### INPUT DATA
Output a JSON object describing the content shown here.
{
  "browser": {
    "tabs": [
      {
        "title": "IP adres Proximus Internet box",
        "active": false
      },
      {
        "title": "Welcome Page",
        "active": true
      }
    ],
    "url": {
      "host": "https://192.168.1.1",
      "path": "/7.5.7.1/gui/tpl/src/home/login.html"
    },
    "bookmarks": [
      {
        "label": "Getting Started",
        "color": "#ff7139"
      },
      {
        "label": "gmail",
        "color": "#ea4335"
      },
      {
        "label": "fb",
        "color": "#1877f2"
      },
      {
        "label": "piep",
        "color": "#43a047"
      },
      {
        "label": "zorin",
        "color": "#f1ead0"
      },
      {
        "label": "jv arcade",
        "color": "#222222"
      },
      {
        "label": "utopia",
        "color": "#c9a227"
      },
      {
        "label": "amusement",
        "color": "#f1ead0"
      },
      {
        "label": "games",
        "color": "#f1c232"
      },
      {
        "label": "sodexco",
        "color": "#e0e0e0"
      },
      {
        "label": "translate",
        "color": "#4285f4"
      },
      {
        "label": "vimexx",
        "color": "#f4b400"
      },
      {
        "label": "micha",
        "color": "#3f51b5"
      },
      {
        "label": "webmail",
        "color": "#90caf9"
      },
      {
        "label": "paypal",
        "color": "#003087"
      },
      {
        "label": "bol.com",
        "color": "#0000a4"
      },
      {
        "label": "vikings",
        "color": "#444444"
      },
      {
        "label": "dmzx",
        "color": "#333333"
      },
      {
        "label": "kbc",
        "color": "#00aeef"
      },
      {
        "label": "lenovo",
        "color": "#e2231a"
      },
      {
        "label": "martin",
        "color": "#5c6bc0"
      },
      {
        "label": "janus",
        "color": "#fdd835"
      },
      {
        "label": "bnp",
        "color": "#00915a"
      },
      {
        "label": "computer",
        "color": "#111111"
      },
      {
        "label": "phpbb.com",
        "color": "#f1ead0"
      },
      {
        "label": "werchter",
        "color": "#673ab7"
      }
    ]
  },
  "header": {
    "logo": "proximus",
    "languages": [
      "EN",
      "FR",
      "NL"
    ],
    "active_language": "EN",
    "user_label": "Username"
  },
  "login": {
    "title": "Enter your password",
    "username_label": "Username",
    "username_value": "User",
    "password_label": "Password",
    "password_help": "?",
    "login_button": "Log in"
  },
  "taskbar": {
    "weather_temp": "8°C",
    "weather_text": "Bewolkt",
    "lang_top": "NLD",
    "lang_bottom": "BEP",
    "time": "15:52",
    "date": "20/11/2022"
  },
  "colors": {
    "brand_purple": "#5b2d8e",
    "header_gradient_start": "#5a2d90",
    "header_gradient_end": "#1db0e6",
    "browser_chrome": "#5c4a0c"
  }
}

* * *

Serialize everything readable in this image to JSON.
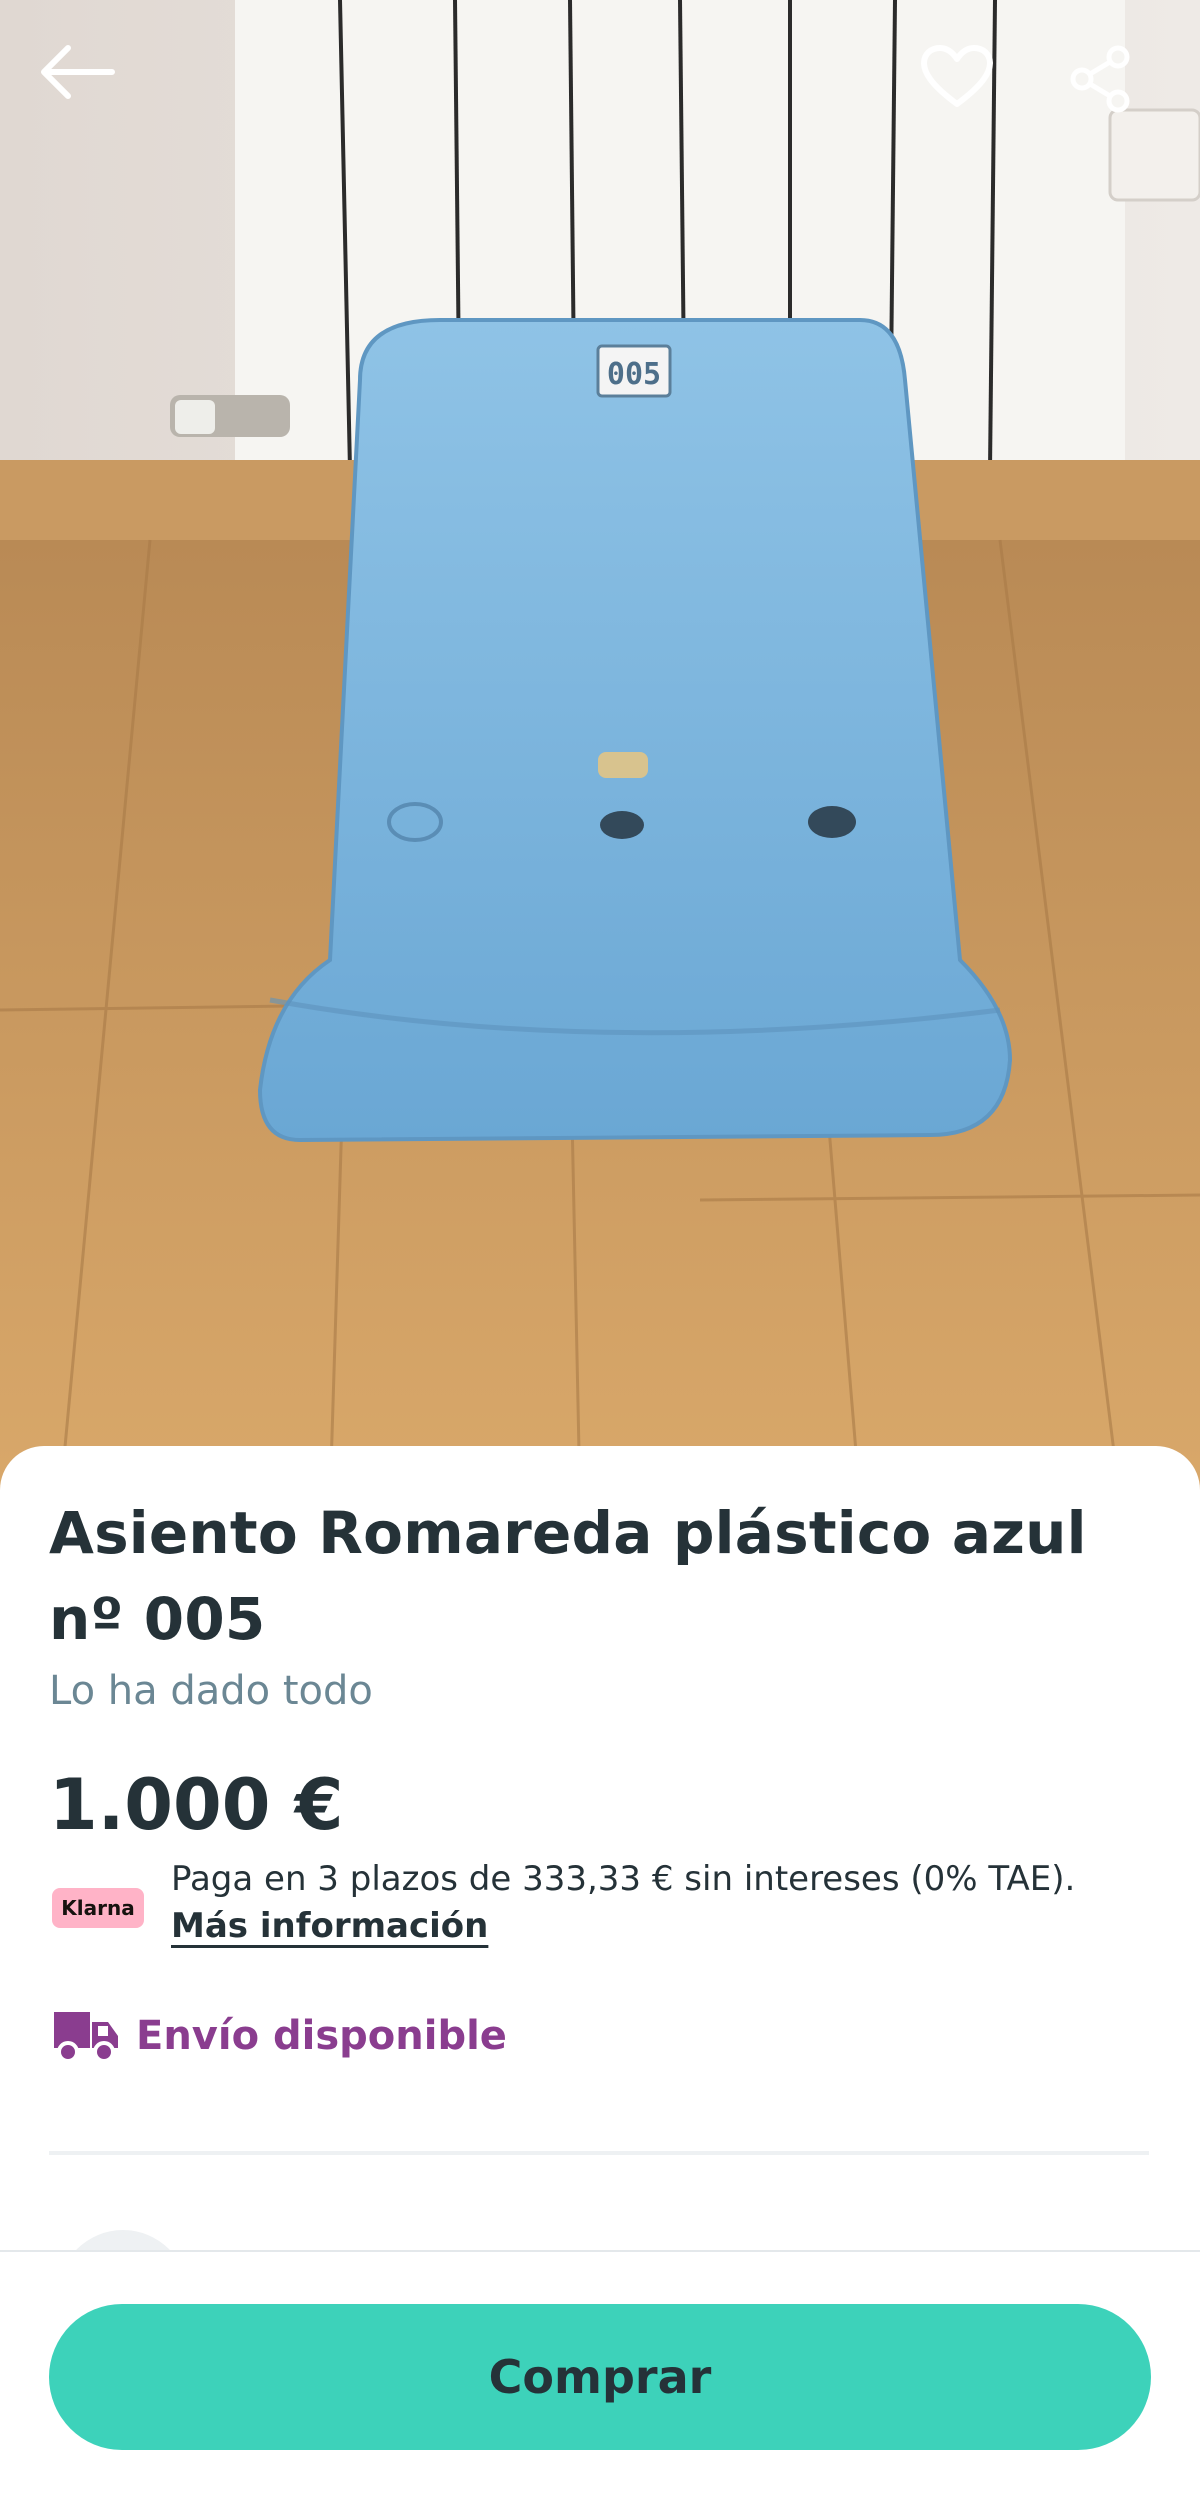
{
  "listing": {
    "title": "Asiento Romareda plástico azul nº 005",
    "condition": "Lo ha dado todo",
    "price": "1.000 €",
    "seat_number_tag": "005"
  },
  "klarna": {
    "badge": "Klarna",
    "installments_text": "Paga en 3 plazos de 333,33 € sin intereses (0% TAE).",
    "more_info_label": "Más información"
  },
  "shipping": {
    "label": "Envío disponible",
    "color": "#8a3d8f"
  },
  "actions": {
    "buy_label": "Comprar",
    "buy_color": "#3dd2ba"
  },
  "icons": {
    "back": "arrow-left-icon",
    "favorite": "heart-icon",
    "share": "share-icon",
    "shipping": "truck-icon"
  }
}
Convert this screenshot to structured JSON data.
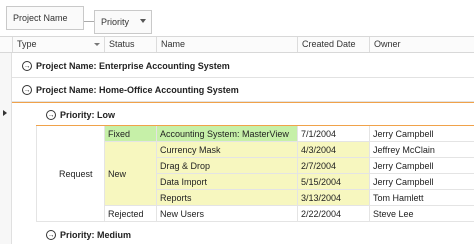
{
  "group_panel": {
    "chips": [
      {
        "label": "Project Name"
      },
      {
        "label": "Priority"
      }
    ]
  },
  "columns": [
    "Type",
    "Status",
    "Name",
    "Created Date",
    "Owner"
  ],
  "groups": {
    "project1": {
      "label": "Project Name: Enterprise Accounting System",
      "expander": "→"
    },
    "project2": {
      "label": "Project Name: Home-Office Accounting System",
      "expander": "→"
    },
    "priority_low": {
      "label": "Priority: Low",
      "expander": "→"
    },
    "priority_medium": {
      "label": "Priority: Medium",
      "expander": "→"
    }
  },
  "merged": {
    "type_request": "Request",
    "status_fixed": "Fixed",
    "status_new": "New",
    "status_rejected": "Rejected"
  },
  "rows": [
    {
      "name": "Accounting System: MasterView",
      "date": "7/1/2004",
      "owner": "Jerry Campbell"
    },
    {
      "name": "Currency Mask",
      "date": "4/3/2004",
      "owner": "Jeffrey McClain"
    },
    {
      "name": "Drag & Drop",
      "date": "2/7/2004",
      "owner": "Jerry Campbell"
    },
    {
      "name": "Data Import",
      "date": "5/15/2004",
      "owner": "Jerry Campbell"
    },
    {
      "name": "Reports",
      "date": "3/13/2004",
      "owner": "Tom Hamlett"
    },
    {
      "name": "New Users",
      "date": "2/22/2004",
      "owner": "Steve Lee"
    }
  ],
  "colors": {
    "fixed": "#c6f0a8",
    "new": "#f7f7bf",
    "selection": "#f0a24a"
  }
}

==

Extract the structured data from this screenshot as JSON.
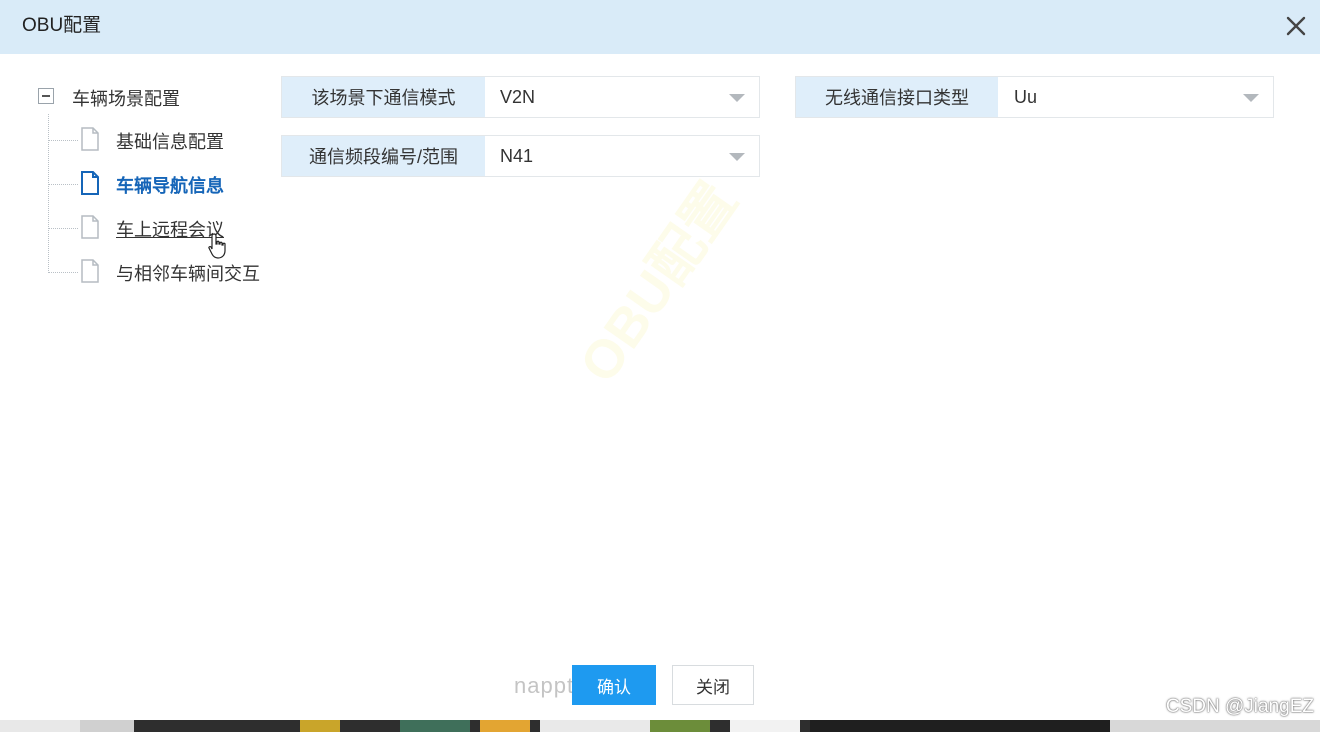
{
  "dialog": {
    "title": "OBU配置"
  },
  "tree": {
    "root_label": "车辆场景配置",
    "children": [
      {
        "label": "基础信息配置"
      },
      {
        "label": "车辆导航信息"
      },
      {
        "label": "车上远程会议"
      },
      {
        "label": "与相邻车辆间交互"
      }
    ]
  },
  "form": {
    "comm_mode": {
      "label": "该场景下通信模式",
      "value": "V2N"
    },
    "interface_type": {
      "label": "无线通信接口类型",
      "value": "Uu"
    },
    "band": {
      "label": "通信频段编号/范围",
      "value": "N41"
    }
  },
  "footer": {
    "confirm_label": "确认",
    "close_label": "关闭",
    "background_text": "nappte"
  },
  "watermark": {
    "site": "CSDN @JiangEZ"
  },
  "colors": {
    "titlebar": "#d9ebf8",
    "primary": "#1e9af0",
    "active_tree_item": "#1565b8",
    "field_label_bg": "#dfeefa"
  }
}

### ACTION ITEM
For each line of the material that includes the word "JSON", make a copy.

### RESPONSE TO THE TASK
Output a JSON object describing the content shown here.
Serialize everything readable in this image to JSON.
Convert this screenshot to structured JSON data.
Extract the structured data from this screenshot as JSON.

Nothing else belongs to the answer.